Gabriel (on the left holding the chicken) and his friend

Clucky in her new home

So, we have named her ‘Clucky’ because she doesn’t shut up.  And today, with the help of a couple learners, we painted her toe nails with bright pink nail polish!!

The gift of a chicken is very common.  Most villagers own chickens, cows and goats and use them to barter and trade for goods/services or give as gifts.  According to other teachers at my school, it is a big honour to receive a chicken.

To be truthful, this is actually my second chicken.  A couple months ago, the mother of another of my learners, Adolf, appeared at my door with a dead chicken in her hand and a huge pumpkin on her head.
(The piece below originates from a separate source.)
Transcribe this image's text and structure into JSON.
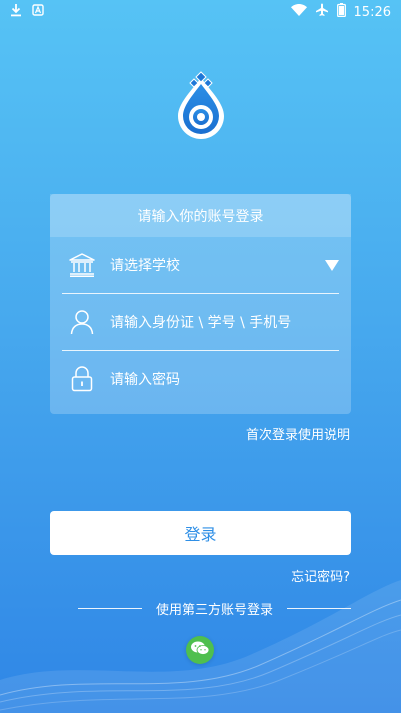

And it is in these very rare occasions that I feel appreciated, not because they are giving me gifts, but because they themselves are lacking so many necessities and are still so generous.  For example, Gabriel wears his school uniform pants on the weekends  because he doesn’t own another pair of pants.   I know the value of a chicken to these families and I am honored to receive it – even though this clucking is going to drive me crazy!